# mv /boot/grub/device.map /boot/grub/device.map-old
# grub-mkconfig -o /boot/grub/grub.cfg

grub-mkconfig should now mention all found boot options, including Windows. If it works, remove /boot/grub/device.map-old.

Boot freezes

If booting gets stuck without any error message after GRUB loading the kernel and the initial ramdisk, try removing the add_efi_memmap kernel parameter.

Arch not found from other OS

Some have reported that other distributions may have trouble finding Arch Linux automatically with os-prober. If this problem arises, it has been reported that detection can be improved with the presence of /etc/lsb-release. This file and updating tool is available with the package lsb-release.

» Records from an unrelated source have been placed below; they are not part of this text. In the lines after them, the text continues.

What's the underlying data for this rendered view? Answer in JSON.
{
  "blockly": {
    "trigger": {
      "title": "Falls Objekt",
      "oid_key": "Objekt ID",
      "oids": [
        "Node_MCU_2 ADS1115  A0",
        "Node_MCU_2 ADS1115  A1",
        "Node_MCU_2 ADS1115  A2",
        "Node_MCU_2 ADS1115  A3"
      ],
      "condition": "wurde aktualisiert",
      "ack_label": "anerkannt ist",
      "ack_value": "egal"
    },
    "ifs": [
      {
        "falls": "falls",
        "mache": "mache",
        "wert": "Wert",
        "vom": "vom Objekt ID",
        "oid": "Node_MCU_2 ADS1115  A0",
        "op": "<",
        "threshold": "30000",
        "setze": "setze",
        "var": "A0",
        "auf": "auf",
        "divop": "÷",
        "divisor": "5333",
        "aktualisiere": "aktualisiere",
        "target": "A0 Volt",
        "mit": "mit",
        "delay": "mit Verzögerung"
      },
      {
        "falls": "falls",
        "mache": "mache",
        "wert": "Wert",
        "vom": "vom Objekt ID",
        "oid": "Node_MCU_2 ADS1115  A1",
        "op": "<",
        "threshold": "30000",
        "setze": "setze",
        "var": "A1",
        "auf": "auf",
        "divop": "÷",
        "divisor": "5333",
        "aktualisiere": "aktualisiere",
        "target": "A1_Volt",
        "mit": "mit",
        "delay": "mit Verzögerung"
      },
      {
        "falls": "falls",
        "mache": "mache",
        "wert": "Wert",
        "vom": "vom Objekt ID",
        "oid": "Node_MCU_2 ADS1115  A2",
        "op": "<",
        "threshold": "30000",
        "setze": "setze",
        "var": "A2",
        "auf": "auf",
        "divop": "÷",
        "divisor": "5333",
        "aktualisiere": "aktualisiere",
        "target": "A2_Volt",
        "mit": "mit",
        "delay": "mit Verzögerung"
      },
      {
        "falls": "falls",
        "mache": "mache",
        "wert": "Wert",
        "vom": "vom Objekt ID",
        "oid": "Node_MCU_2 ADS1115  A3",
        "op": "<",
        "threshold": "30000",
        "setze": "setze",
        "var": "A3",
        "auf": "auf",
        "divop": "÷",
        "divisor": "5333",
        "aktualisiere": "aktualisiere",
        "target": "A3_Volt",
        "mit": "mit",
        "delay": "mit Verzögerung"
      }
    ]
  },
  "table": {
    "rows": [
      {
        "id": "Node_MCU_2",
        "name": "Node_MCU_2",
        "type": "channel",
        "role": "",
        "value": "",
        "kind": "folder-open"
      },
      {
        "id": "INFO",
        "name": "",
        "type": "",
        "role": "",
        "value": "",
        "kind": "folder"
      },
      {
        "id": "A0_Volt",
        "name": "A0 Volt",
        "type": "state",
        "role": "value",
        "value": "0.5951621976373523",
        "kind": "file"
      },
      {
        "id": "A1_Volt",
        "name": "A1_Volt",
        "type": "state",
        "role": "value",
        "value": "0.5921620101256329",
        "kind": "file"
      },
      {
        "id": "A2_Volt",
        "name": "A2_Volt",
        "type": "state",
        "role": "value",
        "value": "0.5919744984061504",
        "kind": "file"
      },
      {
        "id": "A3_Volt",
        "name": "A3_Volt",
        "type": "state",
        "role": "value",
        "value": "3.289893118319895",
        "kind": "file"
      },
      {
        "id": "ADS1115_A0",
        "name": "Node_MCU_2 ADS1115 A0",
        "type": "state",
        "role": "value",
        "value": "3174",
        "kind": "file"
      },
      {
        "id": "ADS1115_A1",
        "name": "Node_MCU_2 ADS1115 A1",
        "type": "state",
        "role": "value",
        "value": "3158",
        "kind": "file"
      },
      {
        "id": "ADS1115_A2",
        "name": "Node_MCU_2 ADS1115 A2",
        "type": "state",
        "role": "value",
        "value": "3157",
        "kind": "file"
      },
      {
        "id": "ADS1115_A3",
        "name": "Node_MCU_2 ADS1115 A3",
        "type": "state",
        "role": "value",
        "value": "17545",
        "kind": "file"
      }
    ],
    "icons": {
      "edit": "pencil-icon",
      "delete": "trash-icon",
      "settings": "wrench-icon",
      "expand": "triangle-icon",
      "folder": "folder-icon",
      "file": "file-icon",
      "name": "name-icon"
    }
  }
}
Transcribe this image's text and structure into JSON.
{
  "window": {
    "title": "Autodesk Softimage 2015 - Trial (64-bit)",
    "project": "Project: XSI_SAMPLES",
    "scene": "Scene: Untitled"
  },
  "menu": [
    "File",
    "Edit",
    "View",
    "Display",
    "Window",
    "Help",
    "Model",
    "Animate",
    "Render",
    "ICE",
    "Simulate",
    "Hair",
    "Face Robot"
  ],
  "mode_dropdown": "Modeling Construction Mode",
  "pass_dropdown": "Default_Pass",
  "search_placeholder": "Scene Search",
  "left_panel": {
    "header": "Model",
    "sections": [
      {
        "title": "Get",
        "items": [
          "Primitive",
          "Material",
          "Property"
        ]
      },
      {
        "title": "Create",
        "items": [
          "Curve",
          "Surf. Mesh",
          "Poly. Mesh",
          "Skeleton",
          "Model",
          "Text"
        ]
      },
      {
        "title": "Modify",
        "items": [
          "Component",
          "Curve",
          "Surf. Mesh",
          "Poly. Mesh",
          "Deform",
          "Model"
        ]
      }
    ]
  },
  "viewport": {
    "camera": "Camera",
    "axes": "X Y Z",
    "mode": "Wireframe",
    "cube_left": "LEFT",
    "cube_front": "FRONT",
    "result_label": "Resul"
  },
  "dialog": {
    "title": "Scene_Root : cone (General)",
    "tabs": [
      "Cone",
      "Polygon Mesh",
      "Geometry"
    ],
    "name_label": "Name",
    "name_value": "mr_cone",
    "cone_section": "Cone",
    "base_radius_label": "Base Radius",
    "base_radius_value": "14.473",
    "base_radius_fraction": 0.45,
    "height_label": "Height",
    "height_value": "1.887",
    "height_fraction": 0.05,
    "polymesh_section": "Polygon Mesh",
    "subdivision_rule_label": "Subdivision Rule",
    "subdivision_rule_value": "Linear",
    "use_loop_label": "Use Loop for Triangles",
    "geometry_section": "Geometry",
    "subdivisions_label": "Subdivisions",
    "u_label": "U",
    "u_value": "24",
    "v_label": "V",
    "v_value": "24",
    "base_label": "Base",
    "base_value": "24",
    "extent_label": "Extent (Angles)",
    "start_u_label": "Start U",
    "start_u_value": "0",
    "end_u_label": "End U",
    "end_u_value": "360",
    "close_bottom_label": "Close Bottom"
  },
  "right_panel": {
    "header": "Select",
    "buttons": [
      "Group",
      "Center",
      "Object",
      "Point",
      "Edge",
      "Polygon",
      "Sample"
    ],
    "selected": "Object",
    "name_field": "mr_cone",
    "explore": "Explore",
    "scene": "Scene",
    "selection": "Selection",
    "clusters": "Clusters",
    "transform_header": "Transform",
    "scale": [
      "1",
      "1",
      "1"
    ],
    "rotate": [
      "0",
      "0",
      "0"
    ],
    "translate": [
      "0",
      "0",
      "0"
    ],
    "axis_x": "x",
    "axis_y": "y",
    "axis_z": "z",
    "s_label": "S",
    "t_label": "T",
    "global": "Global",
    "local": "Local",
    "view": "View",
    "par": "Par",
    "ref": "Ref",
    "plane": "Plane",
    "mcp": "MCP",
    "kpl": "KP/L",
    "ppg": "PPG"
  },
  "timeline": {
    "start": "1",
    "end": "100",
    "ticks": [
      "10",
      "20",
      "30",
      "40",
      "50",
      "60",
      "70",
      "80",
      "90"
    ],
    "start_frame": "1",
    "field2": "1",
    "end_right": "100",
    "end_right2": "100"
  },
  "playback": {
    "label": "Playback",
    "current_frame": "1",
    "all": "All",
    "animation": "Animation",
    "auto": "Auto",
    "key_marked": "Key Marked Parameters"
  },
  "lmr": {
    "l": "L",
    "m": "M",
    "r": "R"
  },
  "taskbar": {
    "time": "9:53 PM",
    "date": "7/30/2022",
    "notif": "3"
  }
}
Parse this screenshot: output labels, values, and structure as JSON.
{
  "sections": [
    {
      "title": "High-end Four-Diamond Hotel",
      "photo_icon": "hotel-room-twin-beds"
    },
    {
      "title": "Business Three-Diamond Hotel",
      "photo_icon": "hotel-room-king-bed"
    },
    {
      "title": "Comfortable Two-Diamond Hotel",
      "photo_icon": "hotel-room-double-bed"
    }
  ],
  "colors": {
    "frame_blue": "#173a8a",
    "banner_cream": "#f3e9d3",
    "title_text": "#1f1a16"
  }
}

Warning when installing in chroot

When installing GRUB on a LVM system in a chroot environment (e.g. during system installation), you may receive warnings like

/run/lvm/lvmetad.socket: connect failed: No such file or directory

or

WARNING: failed to connect to lvmetad: No such file or directory. Falling back to internal scanning.

This is because /run is not available inside the chroot. These warnings will not prevent the system from booting, provided that everything has been done correctly, so you may continue with the installation.

GRUB loads slowly

GRUB can take a long time to load when disk space is low. Check if you have sufficient free disk space on your /boot or / partition when you are having problems.

error: unknown filesystem

GRUB may output error: unknown filesystem and refuse to boot for a few reasons. If you are certain that all UUIDs are correct and all filesystems are valid and supported, it may be because your BIOS Boot Partition is located outside the first 2 TiB of the drive [2]. Use a partitioning tool of your choice to ensure this partition is located fully within the first 2 TiB, then reinstall and reconfigure GRUB.

grub-reboot not resetting

GRUB seems to be unable to write to root BTRFS partitions [3]. If you use grub-reboot to boot into another entry it will therefore be unable to update its on-disk environment. Either run grub-reboot from the other entry (for example when switching between various distributions) or consider a different file system. You can reset a "sticky" entry by executing grub-editenv create and setting GRUB_DEFAULT=0 in your /etc/default/grub (do not forget grub-mkconfig -o /boot/grub/grub.cfg).

Old BTRFS prevents installation

If a drive is formatted with BTRFS without creating a partition table (eg. /dev/sdx), then later has partition table written to, there are parts of the BTRFS format that persist. Most utilities and OS's do not see this, but GRUB will refuse to install, even with --force

# grub-install: warning: Attempting to install GRUB to a disk with multiple partition labels. This is not supported yet..
# grub-install: error: filesystem `btrfs' does not support blocklists.

You can zero the drive, but the easy solution that leaves your data alone is to erase the BTRFS superblock with wipefs -o 0x10040 /dev/sdx

Windows 8/10 not found

A setting in Windows 8/10 called "Hiberboot", "Hybrid Boot" or "Fast Boot" can prevent the Windows partition from being mounted, so grub-mkconfig will not find a Windows install. Disabling Hiberboot in Windows will allow it to be added to the GRUB menu.

VirtualBox EFI mode

Install GRUB to the default/fallback boot path.

See also VirtualBox#Installation in EFI mode.

See also